'She went on to say that the men's conviction will act as "a significant deterrent, in that it shows the Department of Justice and our partner agencies like Homeland Security have the technology and the ability to uncover these illegal schemes."'
No it won't. It will not act as a deterrent. The fact remains not everyone gets caught and even if many do (let's say if 95% were caught) it doesn't mean people won't do it. To claim otherwise is naive and stupid. This goes for all crimes (and this stupid claim happens a lot for various crimes). That's why after all this time software piracy is still happening. This is like serious penalties for bank robbery (or whatever else) have been handed down and they still happen. Better stated: crime happens regardless of the penalties. Whether it makes *some* reconsider it or not is possible but this will absolutely not be a 'significant deterrent'.
'Burt went on to add that consumers who purchase illegitimate software might ultimately be subjected to malware and spyware in the future.'

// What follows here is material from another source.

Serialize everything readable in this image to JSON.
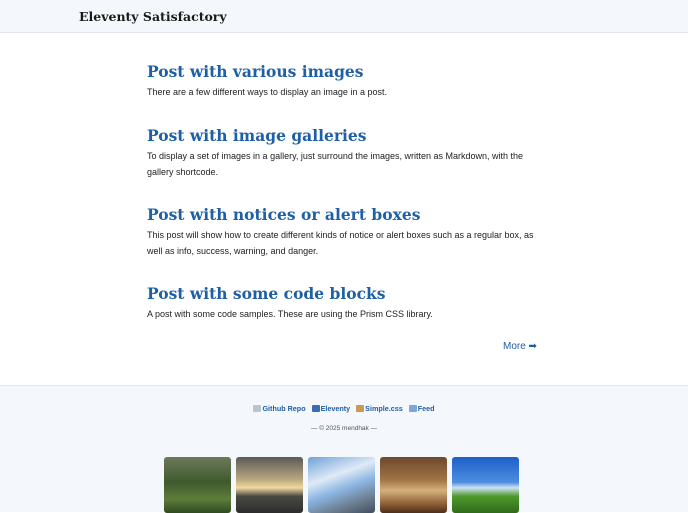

Then again, they might not. This is arguably a scare tactic. The fact is all operating systems are vulnerable to malware and frankly it doesn't matter if it was pirated or not (though it is true that sometimes pirated software might be infected with some malware so has software bought legally – and the risk remains after buying).
'Ultimately, it's better to just purchase the software from the actual sellers and avoid needlessly exposing yourself to risk.'
Or crack it yourself (manually). Not that I would have any experience in that or recommend it … (I don't recommend it anyway but in my case I don't use commercial software so the former is a moot point). Yes, I agree. You're better off buying software if there is no other alternative that will meet requirements (that is cheaper or free). It is unfortunate that a lot of software is bloody expensive but that isn't going to change in the commercial world – and piracy arguably increases the cost.